___ GIVEN ENTRIES

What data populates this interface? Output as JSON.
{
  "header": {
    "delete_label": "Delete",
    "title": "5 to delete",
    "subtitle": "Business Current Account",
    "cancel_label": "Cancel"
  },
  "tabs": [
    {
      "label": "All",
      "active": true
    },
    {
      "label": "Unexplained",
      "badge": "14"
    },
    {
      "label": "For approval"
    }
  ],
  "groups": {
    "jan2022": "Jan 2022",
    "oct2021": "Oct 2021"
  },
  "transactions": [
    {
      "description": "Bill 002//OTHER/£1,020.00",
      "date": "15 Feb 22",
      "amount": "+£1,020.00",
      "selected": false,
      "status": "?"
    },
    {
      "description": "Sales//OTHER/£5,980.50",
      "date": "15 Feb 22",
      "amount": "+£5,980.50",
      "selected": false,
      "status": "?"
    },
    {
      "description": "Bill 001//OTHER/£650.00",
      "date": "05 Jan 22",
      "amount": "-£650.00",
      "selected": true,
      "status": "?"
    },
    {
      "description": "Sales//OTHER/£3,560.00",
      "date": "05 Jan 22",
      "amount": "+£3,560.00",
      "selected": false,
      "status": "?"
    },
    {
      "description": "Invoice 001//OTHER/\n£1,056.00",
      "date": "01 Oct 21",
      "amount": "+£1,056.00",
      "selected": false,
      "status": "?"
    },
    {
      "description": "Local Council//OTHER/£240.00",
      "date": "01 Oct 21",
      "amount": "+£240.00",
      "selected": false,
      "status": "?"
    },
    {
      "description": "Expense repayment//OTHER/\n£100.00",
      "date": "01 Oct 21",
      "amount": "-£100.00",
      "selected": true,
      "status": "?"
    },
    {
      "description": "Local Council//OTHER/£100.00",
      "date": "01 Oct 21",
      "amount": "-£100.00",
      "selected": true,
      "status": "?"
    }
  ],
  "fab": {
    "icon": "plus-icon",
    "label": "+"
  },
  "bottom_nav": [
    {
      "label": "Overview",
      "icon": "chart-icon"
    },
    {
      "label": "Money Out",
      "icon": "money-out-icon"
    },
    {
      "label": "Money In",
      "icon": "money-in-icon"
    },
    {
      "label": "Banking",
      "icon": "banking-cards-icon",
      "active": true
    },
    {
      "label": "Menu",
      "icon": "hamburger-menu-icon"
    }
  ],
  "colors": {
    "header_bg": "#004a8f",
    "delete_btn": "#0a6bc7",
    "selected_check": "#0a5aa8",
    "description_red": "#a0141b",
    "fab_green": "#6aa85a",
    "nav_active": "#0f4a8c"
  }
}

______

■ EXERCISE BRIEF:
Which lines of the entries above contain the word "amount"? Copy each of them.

■ EXPECTED OUTPUT:
      "amount": "+£1,020.00",
      "amount": "+£5,980.50",
      "amount": "-£650.00",
      "amount": "+£3,560.00",
      "amount": "+£1,056.00",
      "amount": "+£240.00",
      "amount": "-£100.00",
      "amount": "-£100.00",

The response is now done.